Sonny Chiba tells a story to dinner attendees. Photo by Brett Homenick.

The dinner invitation was rather sudden, but what a memorable evening it was. When I mentioned his movie version of Golgo 13, he pulled up the poster image in his smartphone and showed it to me. (He also showed me his personal photos with Samuel L. Jackson and other Hollywood stars.) He also told me about the various Japanese foods we were served that evening. To say the absolute least, this kinds of evenings are rare, and they are never forgotten. Many thanks to Chiba-san and everyone else who helped make this possible!

MASAMI TAYAMA IS BACK IN TOWN! A Great Live Performances Caps a Friday Evening!

On September 16, I attended a live musical performance by singer Masami Tayama. The venue was once again Back in Town, a place I have visited a couple of times in the past. Tayama-san makes his living as a musician, but many years ago, he played Shinji Chujo in the Toho classic Mothra (1961).

Tayama-san was joined onstage by other musicians, but it was truly his show. His vocals were powerful, and even though the lyrics were in Japanese, you didn't need to understand the words in order to feel the emotion of the music.

While waiting for Tayama-san to reemerge from the backstage area, I had a nice chat with some fellow fans, some of whom are familiar with kaiju eiga. We talked about a variety of subjects related to Godzilla, Gamera, and other creatures.

It was cool to see Tayama-san again, especially now that he lives far away from Tokyo. His appearances in the city are limited, but when he does one, I always do my best to be there!

HANGIN' WITH FIVEBLUE! An Evening with Super Sentai Star Kei Shindachiya!
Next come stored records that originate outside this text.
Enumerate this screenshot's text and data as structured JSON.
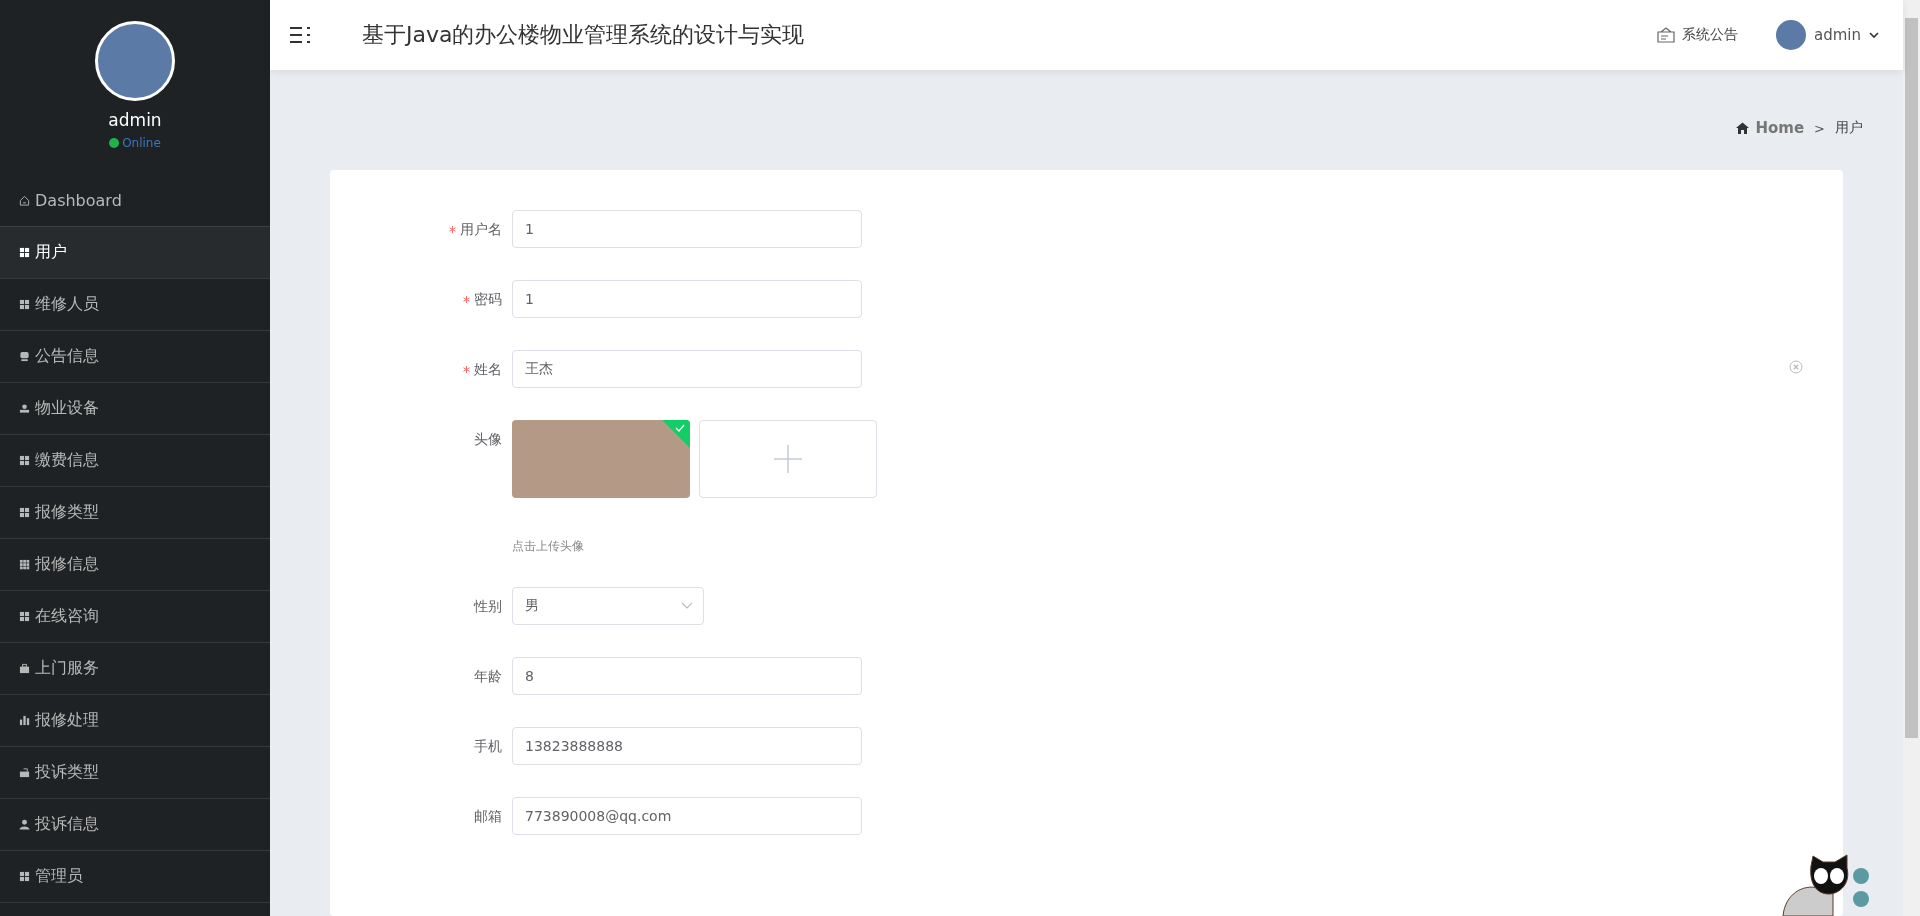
{
  "sidebar": {
    "user_name": "admin",
    "status": "Online",
    "items": [
      {
        "label": "Dashboard",
        "kind": "home",
        "selected": false
      },
      {
        "label": "用户",
        "kind": "grid",
        "selected": true
      },
      {
        "label": "维修人员",
        "kind": "grid",
        "selected": false
      },
      {
        "label": "公告信息",
        "kind": "chat",
        "selected": false
      },
      {
        "label": "物业设备",
        "kind": "stamp",
        "selected": false
      },
      {
        "label": "缴费信息",
        "kind": "grid",
        "selected": false
      },
      {
        "label": "报修类型",
        "kind": "grid",
        "selected": false
      },
      {
        "label": "报修信息",
        "kind": "apps",
        "selected": false
      },
      {
        "label": "在线咨询",
        "kind": "grid",
        "selected": false
      },
      {
        "label": "上门服务",
        "kind": "briefcase",
        "selected": false
      },
      {
        "label": "报修处理",
        "kind": "bars",
        "selected": false
      },
      {
        "label": "投诉类型",
        "kind": "mailbox",
        "selected": false
      },
      {
        "label": "投诉信息",
        "kind": "user",
        "selected": false
      },
      {
        "label": "管理员",
        "kind": "grid",
        "selected": false
      }
    ]
  },
  "header": {
    "title": "基于Java的办公楼物业管理系统的设计与实现",
    "notice": "系统公告",
    "user": "admin"
  },
  "breadcrumb": {
    "home": "Home",
    "separator": ">",
    "current": "用户"
  },
  "form": {
    "fields": [
      {
        "label": "用户名",
        "kind": "text",
        "required": true,
        "value": "1"
      },
      {
        "label": "密码",
        "kind": "text",
        "required": true,
        "value": "1"
      },
      {
        "label": "姓名",
        "kind": "text",
        "required": true,
        "value": "王杰"
      },
      {
        "label": "头像",
        "kind": "upload",
        "required": false,
        "hint": "点击上传头像"
      },
      {
        "label": "性别",
        "kind": "select",
        "required": false,
        "value": "男"
      },
      {
        "label": "年龄",
        "kind": "text",
        "required": false,
        "value": "8"
      },
      {
        "label": "手机",
        "kind": "text",
        "required": false,
        "value": "13823888888"
      },
      {
        "label": "邮箱",
        "kind": "text",
        "required": false,
        "value": "773890008@qq.com"
      }
    ]
  }
}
On September 15, I made my way over to the bar owned by the actor who starred as FiveBlue in Chikyu Sentai Fiveman (1990-91). Kei Shindachiya (the actor in question) also made guest appearances on Choriki Sentai Ohranger (1995-96) and Ultraman Gaia (1998-99).

There were several other bar patrons in attendance, and a fun time was had by all. These low-key evenings are truly enjoyable. Many thanks to Shindachiya-san!

Monday, September 12, 2016


Fumio Ishimori stands outside the theater in Asakusa. Photo by Brett Homenick.

On Sunday, I had an opportunity to take in the new comedy play written by Fumio Ishimori (a.k.a. Shiro Ishimori). Ishimori-san is a longtime screenwriter who has written numerous films for Nikkastu and Shochiku studios.  

Fumio Ishimori signs my DVD sleeve of Crest of the Wolf. Photo by Brett Homenick. 

For Toho, he wrote the horror film Crest of the Wolf (1973) with Jun Fukuda. He also wrote several episodes of the original Kamen Rider (1971-73), as well as episodes of Ultraman Ace (1972-73) and Zone Fighter (1973).

When I found out about Ishimori-san's play, I knew I had to check it out. Thankfully, my Sunday afternoon was open, and I was able to make it. It was an enjoyable parody with a Lupin III-type character as the focal point, and it had the audience laughing throughout.

With Ishimori-san and many of the cast members.

Afterward, we posed for photos and chatted a bit. I also got to meet many of the cast, and everyone was quite friendly. I look forward to seeing his next play!

A RETURN TO KAPPABASHI! Asakusa's Kitchen Town Is Where It's At!

On Sunday, I made my way to Asakusa, and while there, I decided to photograph the giant chef's head in Kappabashi. The last time I was there, it was nighttime, so I knew I'd eventually come back during the day to take better shots.

Despite there being some overcast, the photos turned out much better than my previous attempt. The sunshine really makes a difference!

It's always fun to see fun, offbeat things in Japan, and while this has absolutely no connections with kaiju, it's about the size of one!